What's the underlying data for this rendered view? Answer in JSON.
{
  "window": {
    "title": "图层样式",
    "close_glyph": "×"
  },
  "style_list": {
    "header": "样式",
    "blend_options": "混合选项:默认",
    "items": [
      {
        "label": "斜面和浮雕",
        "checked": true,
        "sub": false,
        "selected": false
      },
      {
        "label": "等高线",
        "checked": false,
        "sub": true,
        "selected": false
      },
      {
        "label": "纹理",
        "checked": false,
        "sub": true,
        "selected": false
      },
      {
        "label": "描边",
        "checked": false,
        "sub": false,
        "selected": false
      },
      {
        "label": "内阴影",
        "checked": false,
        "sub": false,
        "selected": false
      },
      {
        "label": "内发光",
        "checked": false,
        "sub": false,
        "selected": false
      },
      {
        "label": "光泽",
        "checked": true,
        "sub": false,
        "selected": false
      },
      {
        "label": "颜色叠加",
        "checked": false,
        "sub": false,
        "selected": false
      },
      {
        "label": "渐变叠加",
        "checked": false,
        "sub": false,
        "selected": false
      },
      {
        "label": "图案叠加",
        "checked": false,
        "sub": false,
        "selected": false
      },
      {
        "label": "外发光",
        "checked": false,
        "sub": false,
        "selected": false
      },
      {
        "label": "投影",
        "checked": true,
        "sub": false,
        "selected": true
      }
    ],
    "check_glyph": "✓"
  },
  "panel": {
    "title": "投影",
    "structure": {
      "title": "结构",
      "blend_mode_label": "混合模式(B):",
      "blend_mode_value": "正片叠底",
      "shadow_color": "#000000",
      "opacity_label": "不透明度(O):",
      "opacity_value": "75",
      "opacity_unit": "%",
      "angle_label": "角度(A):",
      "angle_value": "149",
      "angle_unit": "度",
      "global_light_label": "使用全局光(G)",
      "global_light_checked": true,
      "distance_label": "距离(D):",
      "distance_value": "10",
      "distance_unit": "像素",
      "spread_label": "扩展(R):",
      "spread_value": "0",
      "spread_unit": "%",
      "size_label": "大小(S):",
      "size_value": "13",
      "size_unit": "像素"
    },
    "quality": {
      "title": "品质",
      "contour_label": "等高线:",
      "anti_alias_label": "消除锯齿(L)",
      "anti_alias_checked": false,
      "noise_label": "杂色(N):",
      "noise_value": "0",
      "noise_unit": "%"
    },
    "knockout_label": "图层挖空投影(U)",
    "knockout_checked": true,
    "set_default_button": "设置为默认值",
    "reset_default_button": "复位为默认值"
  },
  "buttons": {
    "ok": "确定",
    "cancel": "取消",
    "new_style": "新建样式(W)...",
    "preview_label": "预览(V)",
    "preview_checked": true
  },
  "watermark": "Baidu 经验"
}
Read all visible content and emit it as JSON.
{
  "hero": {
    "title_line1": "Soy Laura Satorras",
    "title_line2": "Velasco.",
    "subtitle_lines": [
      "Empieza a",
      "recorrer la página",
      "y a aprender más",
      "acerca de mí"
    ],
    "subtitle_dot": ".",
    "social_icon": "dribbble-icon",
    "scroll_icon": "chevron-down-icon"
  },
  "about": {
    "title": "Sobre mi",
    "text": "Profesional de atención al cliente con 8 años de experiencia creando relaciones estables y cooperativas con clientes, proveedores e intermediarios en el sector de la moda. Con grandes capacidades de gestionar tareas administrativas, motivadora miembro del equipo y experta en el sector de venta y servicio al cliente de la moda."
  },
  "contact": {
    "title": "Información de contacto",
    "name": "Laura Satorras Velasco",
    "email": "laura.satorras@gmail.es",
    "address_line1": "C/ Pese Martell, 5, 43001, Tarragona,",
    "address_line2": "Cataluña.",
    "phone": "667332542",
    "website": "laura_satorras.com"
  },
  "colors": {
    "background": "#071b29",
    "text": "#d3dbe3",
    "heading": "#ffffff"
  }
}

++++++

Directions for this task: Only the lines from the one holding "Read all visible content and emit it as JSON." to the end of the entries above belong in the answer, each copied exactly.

Exercise response:
Read all visible content and emit it as JSON.
{
  "hero": {
    "title_line1": "Soy Laura Satorras",
    "title_line2": "Velasco.",
    "subtitle_lines": [
      "Empieza a",
      "recorrer la página",
      "y a aprender más",
      "acerca de mí"
    ],
    "subtitle_dot": ".",
    "social_icon": "dribbble-icon",
    "scroll_icon": "chevron-down-icon"
  },
  "about": {
    "title": "Sobre mi",
    "text": "Profesional de atención al cliente con 8 años de experiencia creando relaciones estables y cooperativas con clientes, proveedores e intermediarios en el sector de la moda. Con grandes capacidades de gestionar tareas administrativas, motivadora miembro del equipo y experta en el sector de venta y servicio al cliente de la moda."
  },
  "contact": {
    "title": "Información de contacto",
    "name": "Laura Satorras Velasco",
    "email": "laura.satorras@gmail.es",
    "address_line1": "C/ Pese Martell, 5, 43001, Tarragona,",
    "address_line2": "Cataluña.",
    "phone": "667332542",
    "website": "laura_satorras.com"
  },
  "colors": {
    "background": "#071b29",
    "text": "#d3dbe3",
    "heading": "#ffffff"
  }
}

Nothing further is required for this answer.